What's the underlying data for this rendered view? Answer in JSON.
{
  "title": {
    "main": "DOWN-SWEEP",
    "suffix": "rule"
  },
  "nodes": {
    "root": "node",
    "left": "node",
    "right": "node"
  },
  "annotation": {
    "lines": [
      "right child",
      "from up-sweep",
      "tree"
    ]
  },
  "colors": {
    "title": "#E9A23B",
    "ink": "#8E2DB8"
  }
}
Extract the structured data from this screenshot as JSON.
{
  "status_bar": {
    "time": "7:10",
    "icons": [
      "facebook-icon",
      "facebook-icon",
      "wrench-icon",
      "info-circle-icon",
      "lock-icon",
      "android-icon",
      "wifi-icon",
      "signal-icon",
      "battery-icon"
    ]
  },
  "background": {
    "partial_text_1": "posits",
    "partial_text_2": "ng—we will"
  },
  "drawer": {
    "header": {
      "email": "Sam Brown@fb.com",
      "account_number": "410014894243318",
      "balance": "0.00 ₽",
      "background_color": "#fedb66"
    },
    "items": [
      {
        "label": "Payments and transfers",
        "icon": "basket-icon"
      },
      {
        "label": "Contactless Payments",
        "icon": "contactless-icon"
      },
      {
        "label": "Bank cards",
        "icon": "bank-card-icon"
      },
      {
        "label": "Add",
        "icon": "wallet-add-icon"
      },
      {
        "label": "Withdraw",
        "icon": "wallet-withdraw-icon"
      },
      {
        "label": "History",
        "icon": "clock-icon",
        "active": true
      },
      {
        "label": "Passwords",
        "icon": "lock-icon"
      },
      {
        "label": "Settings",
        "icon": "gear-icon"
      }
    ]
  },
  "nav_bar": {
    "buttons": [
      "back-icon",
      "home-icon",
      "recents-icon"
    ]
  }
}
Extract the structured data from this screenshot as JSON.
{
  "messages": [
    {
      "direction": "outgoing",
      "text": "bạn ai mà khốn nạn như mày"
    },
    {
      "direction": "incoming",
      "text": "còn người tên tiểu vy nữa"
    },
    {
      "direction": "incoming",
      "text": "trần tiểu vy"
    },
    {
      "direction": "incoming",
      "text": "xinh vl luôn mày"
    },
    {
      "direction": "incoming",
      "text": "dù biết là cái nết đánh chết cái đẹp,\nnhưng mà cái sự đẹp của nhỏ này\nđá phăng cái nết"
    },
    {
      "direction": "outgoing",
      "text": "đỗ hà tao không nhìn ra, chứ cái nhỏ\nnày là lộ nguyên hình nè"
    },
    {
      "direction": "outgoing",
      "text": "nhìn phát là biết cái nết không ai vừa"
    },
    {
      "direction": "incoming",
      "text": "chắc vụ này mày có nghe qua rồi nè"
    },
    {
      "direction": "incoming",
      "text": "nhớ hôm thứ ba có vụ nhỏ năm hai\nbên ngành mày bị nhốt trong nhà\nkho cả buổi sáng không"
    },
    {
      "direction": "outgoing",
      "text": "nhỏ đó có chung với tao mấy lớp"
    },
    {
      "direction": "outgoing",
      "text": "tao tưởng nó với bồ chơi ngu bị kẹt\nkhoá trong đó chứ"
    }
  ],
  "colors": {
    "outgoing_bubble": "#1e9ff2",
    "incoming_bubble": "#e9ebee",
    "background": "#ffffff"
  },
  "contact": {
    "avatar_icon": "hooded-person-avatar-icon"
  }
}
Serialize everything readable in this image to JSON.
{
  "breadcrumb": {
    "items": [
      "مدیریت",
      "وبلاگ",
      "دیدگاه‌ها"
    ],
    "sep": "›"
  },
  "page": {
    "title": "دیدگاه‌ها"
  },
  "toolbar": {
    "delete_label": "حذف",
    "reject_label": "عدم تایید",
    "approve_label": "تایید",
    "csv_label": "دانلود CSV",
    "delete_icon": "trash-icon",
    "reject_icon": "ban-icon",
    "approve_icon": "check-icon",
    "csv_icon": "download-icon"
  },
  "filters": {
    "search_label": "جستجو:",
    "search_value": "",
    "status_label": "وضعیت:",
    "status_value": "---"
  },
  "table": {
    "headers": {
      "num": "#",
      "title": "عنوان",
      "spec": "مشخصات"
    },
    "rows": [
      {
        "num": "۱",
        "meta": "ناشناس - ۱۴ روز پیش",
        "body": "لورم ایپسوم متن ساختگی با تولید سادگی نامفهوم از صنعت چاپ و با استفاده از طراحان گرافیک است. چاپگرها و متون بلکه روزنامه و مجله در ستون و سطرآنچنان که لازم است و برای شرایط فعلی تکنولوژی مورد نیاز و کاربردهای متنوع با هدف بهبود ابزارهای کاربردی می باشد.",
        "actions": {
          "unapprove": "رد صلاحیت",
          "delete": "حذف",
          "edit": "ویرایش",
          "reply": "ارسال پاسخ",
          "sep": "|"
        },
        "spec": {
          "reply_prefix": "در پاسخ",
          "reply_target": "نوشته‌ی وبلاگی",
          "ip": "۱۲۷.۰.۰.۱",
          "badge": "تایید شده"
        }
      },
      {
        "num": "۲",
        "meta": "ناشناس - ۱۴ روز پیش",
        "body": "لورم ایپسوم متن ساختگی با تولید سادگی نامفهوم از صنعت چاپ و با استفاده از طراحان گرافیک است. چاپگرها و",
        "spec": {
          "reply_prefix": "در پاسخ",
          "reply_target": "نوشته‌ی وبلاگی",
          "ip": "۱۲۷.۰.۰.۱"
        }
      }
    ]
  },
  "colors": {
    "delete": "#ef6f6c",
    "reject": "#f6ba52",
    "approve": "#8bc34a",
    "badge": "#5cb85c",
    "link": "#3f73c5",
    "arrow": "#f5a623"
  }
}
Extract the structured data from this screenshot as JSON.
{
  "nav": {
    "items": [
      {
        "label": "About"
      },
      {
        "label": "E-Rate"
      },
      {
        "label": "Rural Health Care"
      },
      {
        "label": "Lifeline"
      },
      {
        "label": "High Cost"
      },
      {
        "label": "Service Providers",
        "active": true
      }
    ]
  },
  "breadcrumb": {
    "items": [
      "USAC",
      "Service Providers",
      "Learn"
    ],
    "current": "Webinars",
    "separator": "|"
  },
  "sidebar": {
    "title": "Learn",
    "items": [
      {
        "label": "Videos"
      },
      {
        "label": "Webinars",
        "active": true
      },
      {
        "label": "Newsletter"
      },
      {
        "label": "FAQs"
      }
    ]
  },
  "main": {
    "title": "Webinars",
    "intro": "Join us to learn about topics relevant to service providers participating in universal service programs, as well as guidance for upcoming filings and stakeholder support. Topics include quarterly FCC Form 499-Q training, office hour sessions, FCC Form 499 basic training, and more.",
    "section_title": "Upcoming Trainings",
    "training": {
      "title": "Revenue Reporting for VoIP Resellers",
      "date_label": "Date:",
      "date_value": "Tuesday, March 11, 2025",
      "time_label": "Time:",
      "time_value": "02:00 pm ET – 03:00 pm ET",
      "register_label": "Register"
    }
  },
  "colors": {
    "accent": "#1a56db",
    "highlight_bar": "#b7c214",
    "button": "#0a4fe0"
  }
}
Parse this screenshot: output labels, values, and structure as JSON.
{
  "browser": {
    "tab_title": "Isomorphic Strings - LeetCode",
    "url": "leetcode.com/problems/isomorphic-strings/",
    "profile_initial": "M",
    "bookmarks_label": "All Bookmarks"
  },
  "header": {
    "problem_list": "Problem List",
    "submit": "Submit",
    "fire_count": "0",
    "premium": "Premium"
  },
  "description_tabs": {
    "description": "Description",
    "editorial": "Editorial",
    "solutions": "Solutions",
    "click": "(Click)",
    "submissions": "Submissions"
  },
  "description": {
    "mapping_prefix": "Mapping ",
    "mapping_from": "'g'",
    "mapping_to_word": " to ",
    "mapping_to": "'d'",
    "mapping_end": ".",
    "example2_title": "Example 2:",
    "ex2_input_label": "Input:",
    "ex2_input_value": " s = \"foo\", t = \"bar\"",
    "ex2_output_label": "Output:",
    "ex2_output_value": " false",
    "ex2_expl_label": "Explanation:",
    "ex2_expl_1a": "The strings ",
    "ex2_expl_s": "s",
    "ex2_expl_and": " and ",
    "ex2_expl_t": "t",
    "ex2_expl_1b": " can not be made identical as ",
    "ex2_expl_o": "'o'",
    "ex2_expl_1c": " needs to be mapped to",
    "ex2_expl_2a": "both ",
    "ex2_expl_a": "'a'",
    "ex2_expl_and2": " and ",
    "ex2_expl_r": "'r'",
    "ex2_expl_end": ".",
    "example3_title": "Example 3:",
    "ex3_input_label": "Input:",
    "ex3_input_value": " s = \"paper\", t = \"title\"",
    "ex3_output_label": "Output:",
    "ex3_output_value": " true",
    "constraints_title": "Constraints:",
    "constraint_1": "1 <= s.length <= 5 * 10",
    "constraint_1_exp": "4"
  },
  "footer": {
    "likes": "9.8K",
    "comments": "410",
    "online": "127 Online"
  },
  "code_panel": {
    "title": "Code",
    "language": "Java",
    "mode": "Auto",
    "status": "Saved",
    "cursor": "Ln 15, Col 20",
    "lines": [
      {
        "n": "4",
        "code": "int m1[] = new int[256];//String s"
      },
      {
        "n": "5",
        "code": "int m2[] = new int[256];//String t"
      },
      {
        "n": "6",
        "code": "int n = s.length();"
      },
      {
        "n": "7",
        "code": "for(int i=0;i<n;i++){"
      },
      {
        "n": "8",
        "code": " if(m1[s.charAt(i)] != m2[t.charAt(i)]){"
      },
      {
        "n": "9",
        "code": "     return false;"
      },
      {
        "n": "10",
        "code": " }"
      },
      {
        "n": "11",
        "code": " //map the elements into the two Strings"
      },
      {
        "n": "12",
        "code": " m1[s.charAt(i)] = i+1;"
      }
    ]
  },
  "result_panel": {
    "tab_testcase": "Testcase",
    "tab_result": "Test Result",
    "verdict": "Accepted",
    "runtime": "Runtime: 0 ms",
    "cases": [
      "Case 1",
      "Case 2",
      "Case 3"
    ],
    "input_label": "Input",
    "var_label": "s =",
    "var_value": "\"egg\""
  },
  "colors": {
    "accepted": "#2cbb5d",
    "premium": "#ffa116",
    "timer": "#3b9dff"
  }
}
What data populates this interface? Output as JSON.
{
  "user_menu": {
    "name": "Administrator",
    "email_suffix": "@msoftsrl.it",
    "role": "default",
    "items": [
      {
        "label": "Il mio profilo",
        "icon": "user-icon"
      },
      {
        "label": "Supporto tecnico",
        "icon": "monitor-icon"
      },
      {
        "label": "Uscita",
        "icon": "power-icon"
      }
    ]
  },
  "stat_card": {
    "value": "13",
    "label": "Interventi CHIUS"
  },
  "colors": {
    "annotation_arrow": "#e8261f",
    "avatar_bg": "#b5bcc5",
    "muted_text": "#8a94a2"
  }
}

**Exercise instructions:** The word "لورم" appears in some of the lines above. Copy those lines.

**Solved problem:**
        "body": "لورم ایپسوم متن ساختگی با تولید سادگی نامفهوم از صنعت چاپ و با استفاده از طراحان گرافیک است. چاپگرها و متون بلکه روزنامه و مجله در ستون و سطرآنچنان که لازم است و برای شرایط فعلی تکنولوژی مورد نیاز و کاربردهای متنوع با هدف بهبود ابزارهای کاربردی می باشد.",
        "body": "لورم ایپسوم متن ساختگی با تولید سادگی نامفهوم از صنعت چاپ و با استفاده از طراحان گرافیک است. چاپگرها و",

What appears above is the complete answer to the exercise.